## Data shown:
[Start of section]

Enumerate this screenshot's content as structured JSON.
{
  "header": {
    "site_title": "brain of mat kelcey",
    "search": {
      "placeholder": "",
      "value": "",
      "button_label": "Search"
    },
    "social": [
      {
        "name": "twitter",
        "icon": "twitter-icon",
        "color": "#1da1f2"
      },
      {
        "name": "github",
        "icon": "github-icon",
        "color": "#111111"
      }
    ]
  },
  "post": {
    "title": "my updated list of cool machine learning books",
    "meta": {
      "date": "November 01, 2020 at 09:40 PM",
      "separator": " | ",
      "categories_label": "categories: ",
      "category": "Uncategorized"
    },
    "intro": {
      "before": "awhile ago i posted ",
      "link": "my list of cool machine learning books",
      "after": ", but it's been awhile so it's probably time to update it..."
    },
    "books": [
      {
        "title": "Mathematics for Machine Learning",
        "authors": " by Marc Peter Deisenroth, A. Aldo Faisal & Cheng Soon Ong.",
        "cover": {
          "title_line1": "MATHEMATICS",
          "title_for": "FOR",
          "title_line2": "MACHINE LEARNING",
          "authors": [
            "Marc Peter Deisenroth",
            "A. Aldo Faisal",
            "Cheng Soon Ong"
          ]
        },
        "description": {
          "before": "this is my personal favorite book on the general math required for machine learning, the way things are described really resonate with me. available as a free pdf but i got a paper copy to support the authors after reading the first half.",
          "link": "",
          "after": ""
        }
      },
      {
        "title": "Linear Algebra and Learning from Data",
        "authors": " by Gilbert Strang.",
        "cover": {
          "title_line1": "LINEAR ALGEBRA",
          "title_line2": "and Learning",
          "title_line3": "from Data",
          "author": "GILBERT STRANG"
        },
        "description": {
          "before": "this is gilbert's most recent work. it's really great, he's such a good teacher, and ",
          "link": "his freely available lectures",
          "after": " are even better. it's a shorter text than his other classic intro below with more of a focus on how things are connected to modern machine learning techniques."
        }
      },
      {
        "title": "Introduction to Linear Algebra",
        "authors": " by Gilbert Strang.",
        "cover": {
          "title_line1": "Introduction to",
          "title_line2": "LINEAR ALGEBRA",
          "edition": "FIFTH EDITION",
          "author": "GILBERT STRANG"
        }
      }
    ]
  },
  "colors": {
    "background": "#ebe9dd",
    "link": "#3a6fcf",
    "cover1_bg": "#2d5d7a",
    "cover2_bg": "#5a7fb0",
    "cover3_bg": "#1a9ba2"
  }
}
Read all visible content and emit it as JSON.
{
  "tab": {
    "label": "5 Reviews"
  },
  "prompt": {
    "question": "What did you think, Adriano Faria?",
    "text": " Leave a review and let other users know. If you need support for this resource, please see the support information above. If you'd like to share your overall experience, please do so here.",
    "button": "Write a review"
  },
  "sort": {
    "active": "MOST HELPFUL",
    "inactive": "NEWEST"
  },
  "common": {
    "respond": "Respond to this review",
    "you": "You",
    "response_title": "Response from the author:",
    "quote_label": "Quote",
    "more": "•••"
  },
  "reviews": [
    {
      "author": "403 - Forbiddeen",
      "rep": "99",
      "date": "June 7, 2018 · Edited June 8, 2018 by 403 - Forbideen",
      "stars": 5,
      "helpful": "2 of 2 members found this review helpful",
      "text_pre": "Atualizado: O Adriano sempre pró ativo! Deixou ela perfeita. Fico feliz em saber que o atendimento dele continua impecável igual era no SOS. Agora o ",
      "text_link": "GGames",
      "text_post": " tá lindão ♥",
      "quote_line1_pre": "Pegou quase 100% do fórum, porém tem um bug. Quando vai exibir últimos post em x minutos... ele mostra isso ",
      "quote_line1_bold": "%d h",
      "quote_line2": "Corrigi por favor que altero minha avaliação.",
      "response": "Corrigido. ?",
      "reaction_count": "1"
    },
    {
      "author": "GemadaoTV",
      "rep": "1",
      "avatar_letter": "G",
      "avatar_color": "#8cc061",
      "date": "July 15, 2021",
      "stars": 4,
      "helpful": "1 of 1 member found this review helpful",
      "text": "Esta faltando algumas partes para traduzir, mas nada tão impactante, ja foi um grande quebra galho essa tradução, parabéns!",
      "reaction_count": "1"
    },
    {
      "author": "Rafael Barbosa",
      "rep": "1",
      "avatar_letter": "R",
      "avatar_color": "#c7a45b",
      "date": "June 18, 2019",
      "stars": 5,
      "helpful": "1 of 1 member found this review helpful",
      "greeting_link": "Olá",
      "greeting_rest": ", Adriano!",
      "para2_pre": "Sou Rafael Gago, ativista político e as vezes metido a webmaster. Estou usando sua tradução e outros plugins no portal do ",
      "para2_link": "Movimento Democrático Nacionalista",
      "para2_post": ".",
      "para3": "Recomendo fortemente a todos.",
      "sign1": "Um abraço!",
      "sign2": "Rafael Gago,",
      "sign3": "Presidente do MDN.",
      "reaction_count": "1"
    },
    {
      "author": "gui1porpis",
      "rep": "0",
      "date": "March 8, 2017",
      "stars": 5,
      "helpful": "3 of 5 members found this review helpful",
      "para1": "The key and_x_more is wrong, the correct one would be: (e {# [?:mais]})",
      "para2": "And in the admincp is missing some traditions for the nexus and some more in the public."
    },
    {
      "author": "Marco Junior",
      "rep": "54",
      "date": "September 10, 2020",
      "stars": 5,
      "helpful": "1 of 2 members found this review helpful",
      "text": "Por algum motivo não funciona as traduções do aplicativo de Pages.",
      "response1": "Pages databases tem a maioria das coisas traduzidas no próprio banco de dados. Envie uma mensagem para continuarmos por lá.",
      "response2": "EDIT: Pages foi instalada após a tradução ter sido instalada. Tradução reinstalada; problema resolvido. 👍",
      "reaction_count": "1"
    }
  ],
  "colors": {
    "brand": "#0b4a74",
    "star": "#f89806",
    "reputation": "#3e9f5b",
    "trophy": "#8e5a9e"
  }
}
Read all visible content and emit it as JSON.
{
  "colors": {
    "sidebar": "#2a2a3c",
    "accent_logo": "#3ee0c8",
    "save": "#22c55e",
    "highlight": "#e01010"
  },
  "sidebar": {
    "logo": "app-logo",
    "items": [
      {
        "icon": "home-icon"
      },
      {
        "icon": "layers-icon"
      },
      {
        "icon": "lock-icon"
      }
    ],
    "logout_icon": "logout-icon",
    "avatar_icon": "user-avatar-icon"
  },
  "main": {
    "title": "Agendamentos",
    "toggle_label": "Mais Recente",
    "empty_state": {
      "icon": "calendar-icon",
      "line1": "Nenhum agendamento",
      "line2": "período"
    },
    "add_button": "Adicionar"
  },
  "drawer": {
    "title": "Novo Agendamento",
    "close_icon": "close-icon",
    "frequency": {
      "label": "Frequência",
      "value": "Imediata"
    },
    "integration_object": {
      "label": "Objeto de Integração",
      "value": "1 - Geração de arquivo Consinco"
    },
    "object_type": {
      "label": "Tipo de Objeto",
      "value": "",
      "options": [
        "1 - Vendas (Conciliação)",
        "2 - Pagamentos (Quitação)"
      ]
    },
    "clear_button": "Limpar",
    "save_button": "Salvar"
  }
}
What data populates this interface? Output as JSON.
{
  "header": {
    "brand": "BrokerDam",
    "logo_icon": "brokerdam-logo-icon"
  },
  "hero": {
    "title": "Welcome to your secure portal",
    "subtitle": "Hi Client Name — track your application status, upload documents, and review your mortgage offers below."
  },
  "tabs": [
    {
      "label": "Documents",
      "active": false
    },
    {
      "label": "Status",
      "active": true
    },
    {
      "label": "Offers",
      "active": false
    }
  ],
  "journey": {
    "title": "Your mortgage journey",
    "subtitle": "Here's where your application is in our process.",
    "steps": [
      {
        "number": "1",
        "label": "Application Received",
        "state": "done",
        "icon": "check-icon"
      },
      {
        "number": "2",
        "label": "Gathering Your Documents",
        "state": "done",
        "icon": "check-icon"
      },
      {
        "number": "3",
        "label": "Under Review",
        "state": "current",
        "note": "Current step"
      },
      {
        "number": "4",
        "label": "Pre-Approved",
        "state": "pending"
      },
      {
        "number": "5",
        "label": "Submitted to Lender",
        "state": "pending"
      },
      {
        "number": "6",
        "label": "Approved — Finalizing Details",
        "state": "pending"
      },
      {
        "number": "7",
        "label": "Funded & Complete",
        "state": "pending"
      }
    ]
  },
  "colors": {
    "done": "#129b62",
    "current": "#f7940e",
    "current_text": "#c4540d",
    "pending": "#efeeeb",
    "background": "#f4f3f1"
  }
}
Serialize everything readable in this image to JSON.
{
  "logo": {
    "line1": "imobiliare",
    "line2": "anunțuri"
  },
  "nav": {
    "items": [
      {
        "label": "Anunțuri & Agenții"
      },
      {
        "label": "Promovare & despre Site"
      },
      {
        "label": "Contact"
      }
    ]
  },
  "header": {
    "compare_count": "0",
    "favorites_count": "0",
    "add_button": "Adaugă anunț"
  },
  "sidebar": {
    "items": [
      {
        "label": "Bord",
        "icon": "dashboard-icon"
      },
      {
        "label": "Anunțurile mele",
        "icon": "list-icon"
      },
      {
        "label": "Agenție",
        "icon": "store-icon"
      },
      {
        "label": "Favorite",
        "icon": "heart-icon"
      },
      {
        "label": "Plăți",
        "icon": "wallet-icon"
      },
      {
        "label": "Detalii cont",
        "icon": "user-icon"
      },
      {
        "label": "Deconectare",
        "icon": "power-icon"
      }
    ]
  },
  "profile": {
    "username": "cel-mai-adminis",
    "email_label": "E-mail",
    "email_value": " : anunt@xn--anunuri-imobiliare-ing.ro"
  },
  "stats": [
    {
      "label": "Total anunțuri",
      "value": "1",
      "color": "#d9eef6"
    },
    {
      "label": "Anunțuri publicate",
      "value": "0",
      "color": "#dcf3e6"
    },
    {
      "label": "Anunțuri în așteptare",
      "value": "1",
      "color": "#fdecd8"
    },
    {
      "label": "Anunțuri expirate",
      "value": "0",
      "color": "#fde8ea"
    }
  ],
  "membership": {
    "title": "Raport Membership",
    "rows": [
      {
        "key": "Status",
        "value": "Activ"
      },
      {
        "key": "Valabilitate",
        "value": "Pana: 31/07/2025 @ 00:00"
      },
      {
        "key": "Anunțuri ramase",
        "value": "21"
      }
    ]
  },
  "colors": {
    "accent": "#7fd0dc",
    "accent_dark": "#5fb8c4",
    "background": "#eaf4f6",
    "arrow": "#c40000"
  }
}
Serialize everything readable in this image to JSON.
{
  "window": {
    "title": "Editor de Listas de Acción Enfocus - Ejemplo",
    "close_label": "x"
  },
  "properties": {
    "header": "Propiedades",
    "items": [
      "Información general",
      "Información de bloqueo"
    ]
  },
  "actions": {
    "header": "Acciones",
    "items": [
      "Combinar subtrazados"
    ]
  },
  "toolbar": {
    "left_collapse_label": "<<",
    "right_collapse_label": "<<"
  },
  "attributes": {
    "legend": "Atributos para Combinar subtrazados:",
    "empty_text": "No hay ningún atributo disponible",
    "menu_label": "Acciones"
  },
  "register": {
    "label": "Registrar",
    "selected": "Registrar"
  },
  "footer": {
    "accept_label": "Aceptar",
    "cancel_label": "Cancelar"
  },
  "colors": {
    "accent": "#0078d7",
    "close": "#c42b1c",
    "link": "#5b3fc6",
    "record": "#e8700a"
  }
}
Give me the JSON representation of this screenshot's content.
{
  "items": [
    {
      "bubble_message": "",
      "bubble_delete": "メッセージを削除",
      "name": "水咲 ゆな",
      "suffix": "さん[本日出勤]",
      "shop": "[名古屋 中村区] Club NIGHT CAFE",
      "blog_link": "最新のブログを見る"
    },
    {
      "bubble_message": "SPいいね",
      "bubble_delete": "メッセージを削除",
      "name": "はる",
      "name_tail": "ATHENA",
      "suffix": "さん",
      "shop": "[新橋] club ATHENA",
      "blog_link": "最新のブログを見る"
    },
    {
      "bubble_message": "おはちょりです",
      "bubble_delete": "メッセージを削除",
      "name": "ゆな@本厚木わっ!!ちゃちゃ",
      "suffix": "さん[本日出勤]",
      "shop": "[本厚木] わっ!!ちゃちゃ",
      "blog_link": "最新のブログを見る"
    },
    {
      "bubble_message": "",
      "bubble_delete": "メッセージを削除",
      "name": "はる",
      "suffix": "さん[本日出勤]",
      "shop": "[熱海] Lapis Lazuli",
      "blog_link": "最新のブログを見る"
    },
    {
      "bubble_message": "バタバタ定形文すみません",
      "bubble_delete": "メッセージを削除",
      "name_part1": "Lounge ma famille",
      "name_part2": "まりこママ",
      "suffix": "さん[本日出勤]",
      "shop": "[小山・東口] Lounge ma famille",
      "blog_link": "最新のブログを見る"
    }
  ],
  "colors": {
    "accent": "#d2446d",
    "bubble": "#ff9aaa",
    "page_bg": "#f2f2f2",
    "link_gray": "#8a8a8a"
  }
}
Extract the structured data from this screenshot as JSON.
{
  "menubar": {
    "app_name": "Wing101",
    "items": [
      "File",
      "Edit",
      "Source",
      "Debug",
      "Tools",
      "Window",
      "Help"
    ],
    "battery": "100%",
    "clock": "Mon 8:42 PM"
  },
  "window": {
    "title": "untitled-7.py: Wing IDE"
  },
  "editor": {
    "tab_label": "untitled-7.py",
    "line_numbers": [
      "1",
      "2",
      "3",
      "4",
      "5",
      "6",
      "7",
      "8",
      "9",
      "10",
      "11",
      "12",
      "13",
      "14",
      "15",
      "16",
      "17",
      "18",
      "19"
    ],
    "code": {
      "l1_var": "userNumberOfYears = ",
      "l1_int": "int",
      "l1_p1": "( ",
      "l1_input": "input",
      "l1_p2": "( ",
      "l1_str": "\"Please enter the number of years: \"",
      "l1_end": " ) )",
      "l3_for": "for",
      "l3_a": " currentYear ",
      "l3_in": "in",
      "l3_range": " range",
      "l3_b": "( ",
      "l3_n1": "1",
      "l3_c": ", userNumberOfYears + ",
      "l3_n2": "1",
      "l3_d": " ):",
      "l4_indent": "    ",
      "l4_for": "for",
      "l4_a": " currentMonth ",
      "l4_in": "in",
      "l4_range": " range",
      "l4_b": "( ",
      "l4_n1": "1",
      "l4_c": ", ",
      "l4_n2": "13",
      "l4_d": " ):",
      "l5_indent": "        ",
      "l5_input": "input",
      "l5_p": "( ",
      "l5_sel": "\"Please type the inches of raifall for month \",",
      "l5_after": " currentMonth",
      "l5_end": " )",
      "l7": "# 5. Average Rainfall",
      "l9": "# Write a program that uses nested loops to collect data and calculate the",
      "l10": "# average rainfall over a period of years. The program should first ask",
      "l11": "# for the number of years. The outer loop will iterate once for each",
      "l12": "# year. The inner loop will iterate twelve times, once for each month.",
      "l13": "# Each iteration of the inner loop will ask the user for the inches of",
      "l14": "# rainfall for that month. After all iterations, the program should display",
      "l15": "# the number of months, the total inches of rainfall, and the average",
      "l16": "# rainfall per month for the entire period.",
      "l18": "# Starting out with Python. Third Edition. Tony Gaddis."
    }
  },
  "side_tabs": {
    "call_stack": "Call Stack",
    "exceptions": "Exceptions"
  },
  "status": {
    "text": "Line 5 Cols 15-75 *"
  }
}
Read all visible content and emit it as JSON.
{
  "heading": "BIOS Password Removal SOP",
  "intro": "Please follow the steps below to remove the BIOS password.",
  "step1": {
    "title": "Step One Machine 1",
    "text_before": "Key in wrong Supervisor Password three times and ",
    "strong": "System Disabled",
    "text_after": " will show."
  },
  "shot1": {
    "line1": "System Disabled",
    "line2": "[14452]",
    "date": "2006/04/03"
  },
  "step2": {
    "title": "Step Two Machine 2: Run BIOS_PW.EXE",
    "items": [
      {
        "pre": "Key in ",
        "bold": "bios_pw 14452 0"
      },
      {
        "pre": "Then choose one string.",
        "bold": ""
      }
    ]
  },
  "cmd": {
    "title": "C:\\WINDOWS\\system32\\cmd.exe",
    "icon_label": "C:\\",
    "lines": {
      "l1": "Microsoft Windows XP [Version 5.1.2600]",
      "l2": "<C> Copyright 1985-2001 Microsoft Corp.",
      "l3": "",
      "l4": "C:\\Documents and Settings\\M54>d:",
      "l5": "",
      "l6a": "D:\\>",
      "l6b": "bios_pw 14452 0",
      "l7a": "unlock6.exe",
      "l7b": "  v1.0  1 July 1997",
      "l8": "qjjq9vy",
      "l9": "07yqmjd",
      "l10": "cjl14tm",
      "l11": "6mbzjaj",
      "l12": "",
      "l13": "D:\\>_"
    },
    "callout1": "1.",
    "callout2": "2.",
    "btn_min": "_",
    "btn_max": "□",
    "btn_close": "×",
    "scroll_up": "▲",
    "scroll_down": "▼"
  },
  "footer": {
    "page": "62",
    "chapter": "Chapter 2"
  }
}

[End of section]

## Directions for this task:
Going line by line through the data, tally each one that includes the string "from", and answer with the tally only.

## Response to this exercise:
4